shortcuts to common web/cloud things.

rc stunt car

rc stunt car published on No Comments on rc stunt car

I’ve begun designing and 3D printing a RC stunt car. RC racing as a hobby supports many classes, including buggies, trucks, and aircraft. While these are just a few of the categories of RC racing you can participate in, there is one that I have enjoyed since I was young. Stunt driving involves driving your car through loops, over jumps, intentionally performing rollovers, wheelies, and other death-defying feats.

RC permits us to perform these stunts without any of the risk to life and limb. However RC is an expensive hobby to participate in. Many kits range in the hundreds of dollars to thousands of dollars. Bear in mind that a kit will be little more than a box full of plastic and metal parts requiring the user to assemble and tune their own machine from the ground up.

3D printing permits us to rapidly iterate a design while evaluating individual design characteristics and adjusting for them with a rapid turnaround. Considering this, the next logical thought is to 3D print an RC car from scratch.
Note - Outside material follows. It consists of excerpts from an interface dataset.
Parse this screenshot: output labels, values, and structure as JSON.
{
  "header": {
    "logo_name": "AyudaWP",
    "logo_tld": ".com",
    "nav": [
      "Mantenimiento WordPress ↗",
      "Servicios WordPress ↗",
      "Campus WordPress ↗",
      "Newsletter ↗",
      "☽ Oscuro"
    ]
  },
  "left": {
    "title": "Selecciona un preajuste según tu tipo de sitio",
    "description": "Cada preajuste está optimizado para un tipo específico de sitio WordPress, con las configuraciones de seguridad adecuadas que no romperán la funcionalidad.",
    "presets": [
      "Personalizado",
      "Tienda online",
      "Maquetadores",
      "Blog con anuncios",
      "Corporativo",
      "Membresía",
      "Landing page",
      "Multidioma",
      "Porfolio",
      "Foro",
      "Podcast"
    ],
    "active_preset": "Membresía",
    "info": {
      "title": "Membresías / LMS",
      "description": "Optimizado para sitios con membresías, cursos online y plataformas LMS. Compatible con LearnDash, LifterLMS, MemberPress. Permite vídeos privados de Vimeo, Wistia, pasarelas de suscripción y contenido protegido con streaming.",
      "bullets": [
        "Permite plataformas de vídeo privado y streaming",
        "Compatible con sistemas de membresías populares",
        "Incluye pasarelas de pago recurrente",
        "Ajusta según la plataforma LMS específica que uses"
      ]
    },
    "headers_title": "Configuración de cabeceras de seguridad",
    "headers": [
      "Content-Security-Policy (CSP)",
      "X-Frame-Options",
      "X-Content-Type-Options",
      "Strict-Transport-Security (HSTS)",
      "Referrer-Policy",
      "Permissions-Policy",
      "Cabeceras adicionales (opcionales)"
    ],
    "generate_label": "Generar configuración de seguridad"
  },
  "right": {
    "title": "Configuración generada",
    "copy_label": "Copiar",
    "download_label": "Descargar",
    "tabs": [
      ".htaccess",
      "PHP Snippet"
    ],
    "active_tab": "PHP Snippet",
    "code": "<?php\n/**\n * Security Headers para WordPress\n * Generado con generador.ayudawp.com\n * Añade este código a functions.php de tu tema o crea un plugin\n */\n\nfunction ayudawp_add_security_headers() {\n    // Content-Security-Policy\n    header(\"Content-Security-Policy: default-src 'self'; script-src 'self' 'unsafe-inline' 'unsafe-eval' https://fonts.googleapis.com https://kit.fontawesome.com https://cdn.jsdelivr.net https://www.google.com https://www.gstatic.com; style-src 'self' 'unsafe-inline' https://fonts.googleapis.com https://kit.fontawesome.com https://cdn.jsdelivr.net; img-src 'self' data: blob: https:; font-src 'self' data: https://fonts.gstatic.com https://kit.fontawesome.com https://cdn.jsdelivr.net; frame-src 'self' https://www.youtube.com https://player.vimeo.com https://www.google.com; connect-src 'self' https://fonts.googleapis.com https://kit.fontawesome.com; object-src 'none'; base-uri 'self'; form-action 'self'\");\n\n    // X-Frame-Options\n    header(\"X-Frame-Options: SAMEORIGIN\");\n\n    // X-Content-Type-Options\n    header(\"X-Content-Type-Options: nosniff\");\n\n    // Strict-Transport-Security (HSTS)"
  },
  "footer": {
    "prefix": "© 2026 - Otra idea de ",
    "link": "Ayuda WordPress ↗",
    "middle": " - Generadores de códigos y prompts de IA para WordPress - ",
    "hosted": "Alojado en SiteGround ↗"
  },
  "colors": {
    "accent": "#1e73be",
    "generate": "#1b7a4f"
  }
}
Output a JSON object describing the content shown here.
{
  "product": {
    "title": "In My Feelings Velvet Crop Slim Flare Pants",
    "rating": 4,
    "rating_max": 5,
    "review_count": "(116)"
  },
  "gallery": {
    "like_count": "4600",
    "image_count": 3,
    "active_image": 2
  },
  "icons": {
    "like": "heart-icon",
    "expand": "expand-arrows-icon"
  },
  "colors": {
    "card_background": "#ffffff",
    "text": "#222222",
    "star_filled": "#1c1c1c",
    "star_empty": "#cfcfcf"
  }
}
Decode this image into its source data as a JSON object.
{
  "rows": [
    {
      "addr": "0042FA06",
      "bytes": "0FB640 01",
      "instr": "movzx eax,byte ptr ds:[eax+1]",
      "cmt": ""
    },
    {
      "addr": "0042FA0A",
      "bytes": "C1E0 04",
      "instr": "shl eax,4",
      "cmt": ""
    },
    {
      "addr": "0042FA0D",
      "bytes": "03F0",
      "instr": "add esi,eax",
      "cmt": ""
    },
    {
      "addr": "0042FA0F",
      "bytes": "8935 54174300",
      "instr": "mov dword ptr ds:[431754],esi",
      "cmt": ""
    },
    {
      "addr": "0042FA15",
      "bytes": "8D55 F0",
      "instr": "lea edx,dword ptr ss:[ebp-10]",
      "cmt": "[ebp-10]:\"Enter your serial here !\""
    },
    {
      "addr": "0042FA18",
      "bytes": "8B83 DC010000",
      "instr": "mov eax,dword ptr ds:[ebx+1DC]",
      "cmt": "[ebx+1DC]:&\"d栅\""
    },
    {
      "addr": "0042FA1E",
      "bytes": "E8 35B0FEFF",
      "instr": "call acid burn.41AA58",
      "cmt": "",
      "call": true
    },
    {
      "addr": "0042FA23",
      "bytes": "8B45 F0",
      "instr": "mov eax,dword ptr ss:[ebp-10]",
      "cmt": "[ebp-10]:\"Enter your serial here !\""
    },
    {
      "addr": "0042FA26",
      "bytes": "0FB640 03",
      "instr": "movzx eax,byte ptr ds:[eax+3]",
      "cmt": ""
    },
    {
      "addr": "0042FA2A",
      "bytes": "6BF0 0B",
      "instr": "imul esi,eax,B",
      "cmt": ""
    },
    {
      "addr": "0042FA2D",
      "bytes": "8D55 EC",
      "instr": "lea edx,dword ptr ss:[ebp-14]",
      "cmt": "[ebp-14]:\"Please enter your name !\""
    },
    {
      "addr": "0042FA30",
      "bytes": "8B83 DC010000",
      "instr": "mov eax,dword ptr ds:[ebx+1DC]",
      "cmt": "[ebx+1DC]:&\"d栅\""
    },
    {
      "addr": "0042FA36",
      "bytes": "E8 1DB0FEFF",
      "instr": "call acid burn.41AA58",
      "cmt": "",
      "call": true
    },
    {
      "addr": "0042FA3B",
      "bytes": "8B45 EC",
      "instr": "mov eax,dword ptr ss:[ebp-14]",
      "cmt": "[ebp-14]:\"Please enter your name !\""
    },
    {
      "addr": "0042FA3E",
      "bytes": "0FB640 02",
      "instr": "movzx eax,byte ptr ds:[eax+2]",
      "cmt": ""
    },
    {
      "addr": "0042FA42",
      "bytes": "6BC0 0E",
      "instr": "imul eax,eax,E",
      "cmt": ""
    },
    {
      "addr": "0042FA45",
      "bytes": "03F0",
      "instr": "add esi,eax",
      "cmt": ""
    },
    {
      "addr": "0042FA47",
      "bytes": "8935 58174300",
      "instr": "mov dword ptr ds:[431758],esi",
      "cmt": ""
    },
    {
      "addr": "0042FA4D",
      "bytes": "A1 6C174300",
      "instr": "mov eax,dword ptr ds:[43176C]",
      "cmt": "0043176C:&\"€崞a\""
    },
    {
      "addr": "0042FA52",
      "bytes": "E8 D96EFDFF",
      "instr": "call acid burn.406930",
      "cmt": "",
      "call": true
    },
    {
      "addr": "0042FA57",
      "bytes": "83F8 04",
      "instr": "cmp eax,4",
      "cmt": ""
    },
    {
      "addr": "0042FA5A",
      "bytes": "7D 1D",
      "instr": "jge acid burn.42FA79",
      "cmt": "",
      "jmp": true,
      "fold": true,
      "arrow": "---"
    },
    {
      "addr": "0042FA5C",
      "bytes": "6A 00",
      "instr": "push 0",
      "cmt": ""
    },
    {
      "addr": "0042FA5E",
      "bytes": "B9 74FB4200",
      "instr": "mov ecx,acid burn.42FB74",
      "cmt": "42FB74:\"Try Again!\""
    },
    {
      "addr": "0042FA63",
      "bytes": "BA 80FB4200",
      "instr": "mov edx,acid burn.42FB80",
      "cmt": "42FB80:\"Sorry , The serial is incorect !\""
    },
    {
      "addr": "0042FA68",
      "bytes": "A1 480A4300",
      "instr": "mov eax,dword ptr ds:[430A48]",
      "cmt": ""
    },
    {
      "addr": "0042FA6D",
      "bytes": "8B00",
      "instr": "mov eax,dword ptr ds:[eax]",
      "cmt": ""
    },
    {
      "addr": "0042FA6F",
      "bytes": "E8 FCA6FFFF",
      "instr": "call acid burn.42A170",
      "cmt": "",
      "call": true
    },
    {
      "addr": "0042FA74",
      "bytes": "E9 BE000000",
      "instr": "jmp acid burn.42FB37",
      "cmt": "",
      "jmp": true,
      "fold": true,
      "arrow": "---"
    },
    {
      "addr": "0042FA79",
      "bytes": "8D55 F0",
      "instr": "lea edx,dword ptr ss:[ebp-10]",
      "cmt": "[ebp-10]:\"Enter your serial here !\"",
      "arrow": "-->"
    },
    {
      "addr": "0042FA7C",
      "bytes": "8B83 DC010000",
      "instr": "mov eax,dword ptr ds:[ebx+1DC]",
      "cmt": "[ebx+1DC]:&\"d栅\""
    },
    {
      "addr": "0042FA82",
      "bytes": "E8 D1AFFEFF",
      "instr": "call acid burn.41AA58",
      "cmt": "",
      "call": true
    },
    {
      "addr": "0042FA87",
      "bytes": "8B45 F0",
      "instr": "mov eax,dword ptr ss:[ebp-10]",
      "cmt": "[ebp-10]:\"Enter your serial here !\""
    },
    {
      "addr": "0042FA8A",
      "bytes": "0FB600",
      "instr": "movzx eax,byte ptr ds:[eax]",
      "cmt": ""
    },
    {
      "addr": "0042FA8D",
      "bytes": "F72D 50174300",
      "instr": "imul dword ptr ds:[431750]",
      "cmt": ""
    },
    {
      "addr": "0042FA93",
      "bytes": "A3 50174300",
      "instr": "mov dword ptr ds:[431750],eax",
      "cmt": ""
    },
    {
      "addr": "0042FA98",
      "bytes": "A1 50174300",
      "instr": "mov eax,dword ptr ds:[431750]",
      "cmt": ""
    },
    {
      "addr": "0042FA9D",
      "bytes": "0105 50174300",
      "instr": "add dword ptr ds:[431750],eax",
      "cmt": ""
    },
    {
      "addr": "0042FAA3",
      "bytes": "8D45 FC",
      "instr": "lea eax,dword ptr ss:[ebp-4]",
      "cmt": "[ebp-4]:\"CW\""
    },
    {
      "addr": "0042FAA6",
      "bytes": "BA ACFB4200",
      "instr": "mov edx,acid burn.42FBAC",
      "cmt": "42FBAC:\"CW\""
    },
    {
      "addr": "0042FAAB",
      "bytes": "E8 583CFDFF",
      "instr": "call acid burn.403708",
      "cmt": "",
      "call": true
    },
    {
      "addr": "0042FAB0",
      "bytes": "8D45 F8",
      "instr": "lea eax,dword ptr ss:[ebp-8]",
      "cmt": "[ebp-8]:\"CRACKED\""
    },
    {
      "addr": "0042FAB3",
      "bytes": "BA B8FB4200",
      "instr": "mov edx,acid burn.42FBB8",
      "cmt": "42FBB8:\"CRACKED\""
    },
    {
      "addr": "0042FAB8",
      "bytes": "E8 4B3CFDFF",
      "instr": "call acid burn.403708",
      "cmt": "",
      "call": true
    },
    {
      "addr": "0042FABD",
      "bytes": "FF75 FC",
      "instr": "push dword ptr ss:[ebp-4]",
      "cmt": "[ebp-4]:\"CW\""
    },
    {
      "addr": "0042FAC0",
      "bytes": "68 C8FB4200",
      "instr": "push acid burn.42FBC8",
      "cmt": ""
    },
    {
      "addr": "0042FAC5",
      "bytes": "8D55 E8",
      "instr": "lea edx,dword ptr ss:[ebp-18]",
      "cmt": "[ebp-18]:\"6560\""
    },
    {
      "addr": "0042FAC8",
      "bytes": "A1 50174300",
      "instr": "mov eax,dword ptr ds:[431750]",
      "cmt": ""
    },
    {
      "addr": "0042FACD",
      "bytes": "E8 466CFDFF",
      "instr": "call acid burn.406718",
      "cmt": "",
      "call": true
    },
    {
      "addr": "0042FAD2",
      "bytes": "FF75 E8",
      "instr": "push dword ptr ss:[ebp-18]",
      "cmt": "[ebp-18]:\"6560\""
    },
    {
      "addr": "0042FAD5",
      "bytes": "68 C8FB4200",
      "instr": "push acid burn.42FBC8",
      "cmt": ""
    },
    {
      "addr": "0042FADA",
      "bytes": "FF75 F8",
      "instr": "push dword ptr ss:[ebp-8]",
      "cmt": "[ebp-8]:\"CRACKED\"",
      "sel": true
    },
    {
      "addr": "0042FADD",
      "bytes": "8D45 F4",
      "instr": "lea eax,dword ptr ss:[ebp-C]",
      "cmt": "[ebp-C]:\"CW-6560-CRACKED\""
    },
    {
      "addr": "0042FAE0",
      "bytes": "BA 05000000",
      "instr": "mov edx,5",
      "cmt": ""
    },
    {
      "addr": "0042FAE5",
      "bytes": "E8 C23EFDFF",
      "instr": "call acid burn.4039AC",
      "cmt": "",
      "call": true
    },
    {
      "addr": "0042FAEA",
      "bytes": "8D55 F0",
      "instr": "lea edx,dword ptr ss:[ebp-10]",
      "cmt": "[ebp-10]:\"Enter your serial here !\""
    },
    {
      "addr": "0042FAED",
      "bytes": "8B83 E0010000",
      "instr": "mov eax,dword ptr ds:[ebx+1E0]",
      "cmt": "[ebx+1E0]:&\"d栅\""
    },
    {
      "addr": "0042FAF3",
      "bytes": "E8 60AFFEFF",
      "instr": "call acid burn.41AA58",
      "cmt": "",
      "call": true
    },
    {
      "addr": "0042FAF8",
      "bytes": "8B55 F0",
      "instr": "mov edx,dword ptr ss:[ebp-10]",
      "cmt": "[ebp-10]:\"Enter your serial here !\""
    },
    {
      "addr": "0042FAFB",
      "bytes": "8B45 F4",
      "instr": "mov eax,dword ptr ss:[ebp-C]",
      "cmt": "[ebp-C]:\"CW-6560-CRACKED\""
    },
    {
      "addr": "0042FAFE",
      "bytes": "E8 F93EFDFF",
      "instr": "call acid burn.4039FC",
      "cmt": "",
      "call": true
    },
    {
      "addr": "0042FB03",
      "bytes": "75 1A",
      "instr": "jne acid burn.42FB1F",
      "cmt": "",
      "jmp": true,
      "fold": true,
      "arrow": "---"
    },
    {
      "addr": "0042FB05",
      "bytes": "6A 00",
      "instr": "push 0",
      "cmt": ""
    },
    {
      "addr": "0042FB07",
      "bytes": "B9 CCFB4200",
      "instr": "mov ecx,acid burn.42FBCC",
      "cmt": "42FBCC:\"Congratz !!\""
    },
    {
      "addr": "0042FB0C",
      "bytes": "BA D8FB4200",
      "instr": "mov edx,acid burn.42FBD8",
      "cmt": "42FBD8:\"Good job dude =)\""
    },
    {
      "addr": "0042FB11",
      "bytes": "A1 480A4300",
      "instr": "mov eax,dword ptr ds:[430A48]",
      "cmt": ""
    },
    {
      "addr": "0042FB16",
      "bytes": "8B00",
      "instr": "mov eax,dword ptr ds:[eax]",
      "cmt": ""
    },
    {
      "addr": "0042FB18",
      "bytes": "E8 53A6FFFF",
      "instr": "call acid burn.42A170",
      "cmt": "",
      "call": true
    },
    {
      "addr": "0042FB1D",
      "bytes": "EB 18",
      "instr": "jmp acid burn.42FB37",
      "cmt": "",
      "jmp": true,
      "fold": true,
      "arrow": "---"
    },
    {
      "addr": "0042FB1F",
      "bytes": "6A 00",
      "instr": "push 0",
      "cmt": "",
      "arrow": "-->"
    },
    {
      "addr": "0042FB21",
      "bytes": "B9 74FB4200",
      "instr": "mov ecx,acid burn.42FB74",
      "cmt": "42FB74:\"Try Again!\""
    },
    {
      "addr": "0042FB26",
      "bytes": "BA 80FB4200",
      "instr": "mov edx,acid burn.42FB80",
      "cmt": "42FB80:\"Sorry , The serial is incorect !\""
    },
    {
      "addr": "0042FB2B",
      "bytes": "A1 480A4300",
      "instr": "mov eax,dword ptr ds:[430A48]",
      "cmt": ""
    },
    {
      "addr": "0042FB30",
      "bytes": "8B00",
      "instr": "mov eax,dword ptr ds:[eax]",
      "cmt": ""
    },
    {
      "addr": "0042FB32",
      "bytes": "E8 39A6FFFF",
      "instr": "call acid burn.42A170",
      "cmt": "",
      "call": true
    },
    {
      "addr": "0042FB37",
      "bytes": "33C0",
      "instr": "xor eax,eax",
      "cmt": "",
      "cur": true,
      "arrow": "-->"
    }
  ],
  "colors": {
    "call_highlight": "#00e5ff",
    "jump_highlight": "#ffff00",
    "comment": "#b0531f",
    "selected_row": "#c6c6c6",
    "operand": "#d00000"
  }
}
I am currently bootstrapping one such vehicle. The plant layout is an independent lower a-arm with camber link front suspension, combined with a trailing arm live axle rear suspension. This will permit most suspension adjustments to be performed on the front of the car while the rear is primarily providing forward motion. For the application of a stunt vehicle this layout permits adjustment for a variety of intended stunts and surfaces. Additionally an open layout bootstrapped with a given purpose in mind, such as stunt driving, gives the flexibility Of ensuring that the platform is perfectly suited to its intended purpose.

At one point in my youth, I purchased a Bolink “Digger” car. This overly simplistic RC car chassis is little more than two plates of carbon fiber with spacers to stand them in a ladder chassis configuration. With a rigid rear axle and minimal front suspension the vehicle was very susceptible to rollovers, and wheelies. The chassis was also nigh-indestructible. Add the included Volkswagen Beetle body and you have a car that is nothing but laughs. That is my ultimate goal with this project… an RC car that is nothing but laughs.

And now I leave you with a short video of me ranting about the benefits of rapid prototyping.